Our technology is outgrowing our ability to filter it, as I recently discovered on an international flight. It was during this flight that I realized a new enemy is present for parents who want to protect the innocence of their children: lack of control.
While traveling on February 24, 2014 on a Delta flight from Manila, Philippines to Los Angeles, California, I was again reminded of the myriad of entertainment choices that are now available on airlines. And while airlines have done an incredible job of providing great entertainment choices for their customers, I feel that the availability has grown faster than the ability to filter it appropriately for underage audiences.
As I was sitting in my seat, I counted 12-15 personal video screens that I could see clearly from my seat, in addition to my own personal seat back monitor. I could see everything that was being shown on these other screens. Because all genres and ratings of movies are currently available in every seat, I could view movies with graphic violence, explicit sexual scenes (including nudity), and other adult related material. This creates a problem when remembering that children are daily present on these flights.
Imagine if your child (or the child of a friend) was able to view these scenes at a glance while flying for hours on board a flight.
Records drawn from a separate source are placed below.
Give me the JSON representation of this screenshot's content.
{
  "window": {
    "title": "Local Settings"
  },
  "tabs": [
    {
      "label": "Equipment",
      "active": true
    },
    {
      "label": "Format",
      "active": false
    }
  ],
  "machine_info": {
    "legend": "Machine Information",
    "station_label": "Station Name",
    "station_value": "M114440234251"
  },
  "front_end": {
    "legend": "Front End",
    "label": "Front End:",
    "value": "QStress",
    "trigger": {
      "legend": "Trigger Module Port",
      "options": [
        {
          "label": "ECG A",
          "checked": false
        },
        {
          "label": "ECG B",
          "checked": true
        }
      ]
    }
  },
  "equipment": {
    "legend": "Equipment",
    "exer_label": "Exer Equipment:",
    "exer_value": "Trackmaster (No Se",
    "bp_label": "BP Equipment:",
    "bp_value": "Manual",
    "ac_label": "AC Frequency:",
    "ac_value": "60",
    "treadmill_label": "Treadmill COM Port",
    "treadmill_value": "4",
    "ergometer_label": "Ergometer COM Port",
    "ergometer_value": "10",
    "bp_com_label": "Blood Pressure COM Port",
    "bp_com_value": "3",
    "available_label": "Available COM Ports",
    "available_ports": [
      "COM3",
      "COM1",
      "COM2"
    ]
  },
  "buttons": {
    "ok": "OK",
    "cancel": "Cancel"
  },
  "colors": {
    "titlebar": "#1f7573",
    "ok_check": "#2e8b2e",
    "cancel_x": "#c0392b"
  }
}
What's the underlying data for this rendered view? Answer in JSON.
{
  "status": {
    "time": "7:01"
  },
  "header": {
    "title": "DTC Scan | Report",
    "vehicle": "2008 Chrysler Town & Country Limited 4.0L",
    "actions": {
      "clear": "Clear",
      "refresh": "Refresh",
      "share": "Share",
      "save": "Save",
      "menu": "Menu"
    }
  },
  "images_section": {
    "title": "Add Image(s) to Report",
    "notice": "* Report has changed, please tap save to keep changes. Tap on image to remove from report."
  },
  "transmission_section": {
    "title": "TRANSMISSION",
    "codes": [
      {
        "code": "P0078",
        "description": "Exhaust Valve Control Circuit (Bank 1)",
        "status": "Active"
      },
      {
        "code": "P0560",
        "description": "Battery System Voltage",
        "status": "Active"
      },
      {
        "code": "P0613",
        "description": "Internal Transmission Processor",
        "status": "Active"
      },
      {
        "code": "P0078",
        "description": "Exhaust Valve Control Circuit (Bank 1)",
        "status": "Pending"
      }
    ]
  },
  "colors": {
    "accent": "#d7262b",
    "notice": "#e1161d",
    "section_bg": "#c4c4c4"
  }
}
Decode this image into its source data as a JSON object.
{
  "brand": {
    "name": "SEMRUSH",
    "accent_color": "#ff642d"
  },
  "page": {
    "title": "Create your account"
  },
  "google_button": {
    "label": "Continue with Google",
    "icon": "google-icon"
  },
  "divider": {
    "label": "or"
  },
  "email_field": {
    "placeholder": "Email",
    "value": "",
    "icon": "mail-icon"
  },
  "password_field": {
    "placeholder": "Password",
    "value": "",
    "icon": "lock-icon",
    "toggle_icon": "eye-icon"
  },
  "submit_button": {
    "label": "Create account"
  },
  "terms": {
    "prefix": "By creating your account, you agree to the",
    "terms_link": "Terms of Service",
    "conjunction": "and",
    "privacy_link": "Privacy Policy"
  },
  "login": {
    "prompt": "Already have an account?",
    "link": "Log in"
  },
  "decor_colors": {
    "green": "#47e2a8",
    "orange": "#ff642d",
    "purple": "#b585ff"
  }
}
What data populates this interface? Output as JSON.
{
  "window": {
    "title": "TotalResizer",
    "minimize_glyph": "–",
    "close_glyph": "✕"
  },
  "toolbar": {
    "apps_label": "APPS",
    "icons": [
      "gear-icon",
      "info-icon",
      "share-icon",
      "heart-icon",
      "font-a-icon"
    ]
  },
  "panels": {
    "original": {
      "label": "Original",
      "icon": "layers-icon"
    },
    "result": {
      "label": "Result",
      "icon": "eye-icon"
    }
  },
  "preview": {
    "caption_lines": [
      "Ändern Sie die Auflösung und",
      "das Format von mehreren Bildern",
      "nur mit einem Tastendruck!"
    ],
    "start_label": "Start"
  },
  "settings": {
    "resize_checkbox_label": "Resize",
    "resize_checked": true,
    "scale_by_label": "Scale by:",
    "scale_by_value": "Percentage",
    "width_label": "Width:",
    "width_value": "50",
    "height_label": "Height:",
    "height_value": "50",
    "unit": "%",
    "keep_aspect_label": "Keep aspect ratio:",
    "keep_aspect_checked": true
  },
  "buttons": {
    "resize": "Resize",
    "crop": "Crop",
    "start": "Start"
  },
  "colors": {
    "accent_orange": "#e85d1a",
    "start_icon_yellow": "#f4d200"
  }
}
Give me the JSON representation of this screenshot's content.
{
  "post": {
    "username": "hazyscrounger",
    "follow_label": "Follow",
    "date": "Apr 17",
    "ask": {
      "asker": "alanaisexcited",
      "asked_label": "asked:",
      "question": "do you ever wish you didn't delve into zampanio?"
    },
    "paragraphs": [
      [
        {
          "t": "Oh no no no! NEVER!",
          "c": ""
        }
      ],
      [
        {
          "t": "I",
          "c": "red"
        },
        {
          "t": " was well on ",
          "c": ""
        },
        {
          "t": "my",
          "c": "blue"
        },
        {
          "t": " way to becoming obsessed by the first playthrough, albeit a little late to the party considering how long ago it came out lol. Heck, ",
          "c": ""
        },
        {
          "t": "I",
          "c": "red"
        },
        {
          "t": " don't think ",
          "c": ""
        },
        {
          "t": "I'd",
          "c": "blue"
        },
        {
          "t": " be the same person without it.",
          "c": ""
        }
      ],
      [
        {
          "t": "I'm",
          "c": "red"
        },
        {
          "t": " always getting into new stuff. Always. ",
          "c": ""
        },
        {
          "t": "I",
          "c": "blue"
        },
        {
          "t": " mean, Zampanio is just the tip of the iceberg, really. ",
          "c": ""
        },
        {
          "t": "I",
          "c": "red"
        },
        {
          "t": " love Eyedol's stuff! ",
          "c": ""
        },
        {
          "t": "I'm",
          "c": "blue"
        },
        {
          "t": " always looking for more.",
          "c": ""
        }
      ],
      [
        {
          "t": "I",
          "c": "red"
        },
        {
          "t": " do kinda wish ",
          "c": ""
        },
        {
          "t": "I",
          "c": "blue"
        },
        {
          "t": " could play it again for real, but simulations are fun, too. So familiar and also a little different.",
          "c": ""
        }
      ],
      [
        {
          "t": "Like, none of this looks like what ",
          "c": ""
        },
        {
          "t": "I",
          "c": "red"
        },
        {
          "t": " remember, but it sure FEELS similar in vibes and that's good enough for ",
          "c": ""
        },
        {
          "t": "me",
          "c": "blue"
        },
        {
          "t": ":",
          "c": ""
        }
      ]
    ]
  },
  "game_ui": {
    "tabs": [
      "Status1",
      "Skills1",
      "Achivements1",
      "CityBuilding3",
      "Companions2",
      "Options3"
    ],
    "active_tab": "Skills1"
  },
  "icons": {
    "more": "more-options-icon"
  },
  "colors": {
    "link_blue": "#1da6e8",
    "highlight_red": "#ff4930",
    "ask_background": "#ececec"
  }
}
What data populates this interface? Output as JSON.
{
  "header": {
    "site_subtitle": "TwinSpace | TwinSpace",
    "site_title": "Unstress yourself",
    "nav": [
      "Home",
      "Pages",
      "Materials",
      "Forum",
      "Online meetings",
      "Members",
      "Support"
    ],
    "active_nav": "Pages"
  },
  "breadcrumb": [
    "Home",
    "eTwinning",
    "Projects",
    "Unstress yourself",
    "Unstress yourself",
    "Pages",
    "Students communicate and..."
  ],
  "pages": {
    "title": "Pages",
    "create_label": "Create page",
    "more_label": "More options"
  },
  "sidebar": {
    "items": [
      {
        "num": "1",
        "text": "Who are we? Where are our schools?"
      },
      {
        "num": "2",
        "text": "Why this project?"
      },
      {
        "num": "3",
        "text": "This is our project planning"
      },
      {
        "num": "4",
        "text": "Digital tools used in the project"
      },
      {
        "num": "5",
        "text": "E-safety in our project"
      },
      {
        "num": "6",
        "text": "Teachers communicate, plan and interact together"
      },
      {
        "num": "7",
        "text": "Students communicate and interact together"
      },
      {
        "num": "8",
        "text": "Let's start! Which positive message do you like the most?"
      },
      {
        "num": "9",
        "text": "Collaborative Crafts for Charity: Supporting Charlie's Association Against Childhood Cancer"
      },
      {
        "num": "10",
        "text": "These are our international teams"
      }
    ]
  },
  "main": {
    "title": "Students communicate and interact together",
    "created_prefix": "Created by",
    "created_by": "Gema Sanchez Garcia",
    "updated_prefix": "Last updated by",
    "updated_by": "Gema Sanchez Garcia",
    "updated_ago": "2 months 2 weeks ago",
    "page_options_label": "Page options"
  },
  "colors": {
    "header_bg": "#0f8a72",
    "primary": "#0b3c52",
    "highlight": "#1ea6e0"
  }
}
Placing families in this sort of atmosphere eliminates the parent’s ability to control the content of their children’s entertainment choices. I was distraught just thinking about my 4 year old son sitting beside me and taking in these images.
Before now, if something was objectionable or offensive, parents needed simply to find the “off” switch or “mute” button, helping to control their children’s media intake. On a plane, this is now nearly impossible.
I do think this is a specific problem with a specific industry (airlines). I cannot think of anywhere else this is true right now. If a movie is offensive, you walk out of the theater. If a TV commercial is offensive, you turn it off. But regardless, the principle – lack of control – will surface elsewhere as technology grows.
I suggest humbly that the airlines consider the following options:
1 – Family Sections
Near the front of the plane, the first few sets of rows are limited in their entertainment choices. Anyone sitting in these rows will only find family-oriented media to enjoy
2 – Privacy Screens
Screens like these are used to protect business and personal data from prying eyes. Why not use them to protect the eyes of our children? These could be installed relatively easily on most planes, I would think.
Parents, what do you think? Is this a real problem that needs to be addressed? Let your voice be heard.